Exercise details |
Your response should contain every line from the data below that holds the string "image".
■ ■ ■ ■ ■ ■ ■
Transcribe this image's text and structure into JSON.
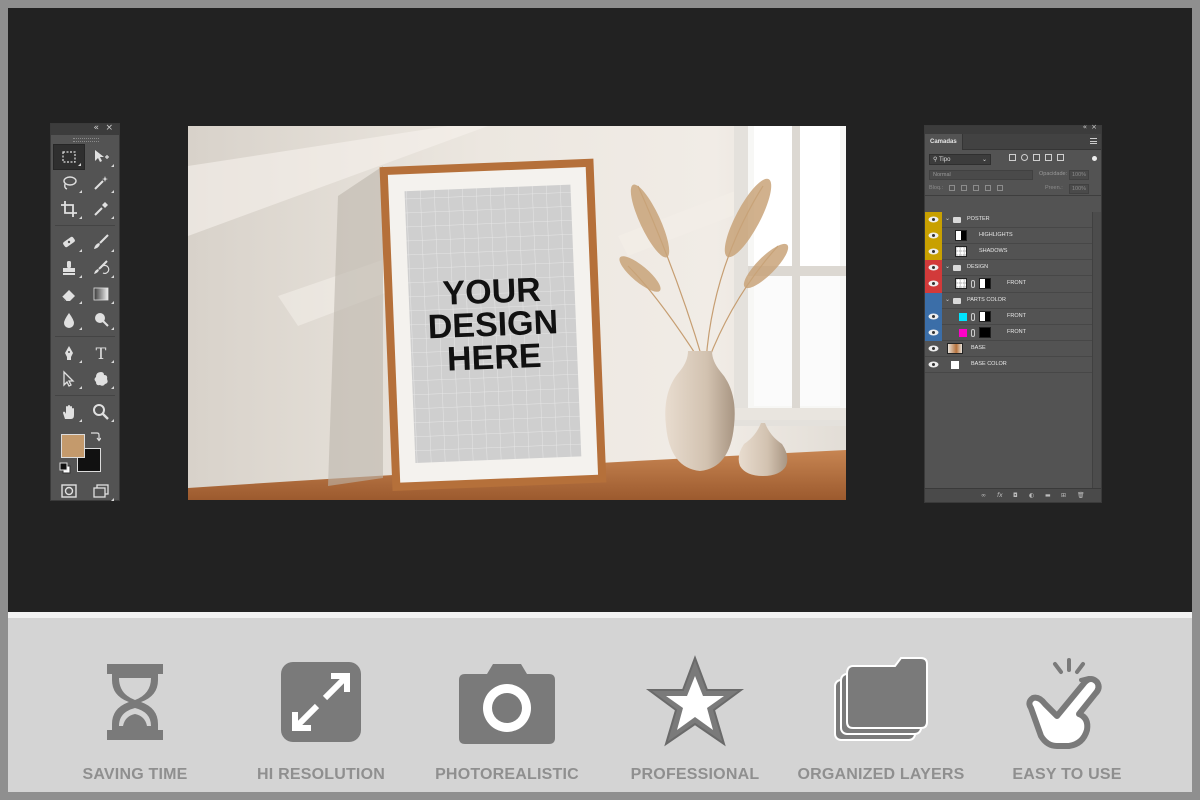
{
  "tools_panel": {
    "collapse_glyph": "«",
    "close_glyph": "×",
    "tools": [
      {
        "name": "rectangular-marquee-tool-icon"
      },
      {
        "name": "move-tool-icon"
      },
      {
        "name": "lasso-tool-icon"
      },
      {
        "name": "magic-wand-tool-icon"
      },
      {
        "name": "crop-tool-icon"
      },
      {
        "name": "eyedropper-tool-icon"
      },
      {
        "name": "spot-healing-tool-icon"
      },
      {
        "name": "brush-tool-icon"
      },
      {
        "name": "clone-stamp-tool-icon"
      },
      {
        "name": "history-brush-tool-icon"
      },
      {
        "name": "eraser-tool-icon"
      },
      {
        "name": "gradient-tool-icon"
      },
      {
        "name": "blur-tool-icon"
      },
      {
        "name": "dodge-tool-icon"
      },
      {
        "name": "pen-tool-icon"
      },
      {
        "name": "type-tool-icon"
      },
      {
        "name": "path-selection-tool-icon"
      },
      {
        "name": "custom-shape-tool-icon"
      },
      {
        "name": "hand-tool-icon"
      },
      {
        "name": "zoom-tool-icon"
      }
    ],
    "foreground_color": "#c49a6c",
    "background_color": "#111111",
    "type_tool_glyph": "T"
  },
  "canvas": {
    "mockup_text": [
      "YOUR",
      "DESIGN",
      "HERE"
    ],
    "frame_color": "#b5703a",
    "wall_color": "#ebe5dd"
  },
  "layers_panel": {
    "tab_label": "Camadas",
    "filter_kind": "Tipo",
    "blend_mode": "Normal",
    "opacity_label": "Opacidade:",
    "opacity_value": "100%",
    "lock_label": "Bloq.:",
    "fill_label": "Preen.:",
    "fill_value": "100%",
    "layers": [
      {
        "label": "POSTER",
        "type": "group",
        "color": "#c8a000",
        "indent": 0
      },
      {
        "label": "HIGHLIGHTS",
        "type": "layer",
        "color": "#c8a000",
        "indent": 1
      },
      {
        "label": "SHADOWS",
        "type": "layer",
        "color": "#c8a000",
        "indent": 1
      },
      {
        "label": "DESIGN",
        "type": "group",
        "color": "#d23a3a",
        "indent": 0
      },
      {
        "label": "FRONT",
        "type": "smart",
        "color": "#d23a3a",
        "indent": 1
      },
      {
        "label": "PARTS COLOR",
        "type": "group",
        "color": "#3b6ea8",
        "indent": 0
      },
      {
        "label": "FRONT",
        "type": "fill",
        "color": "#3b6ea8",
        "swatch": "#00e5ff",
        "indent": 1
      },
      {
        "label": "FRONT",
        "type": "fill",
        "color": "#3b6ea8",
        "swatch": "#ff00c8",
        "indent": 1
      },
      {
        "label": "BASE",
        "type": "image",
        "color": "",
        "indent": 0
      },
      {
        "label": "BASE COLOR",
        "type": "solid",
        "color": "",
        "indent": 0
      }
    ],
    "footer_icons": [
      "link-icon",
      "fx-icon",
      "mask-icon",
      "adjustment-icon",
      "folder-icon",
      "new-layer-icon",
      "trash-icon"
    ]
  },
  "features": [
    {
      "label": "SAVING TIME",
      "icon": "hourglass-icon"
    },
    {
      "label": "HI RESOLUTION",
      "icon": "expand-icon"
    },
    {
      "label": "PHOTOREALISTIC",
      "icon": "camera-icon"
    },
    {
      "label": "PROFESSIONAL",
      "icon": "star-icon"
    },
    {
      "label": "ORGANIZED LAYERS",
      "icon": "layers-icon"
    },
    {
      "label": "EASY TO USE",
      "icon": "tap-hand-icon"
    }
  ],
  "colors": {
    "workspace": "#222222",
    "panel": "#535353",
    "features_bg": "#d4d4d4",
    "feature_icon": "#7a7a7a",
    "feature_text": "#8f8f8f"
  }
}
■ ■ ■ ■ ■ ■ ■
Exercise output |
Transcribe this image's text and structure into JSON.
        "type": "image",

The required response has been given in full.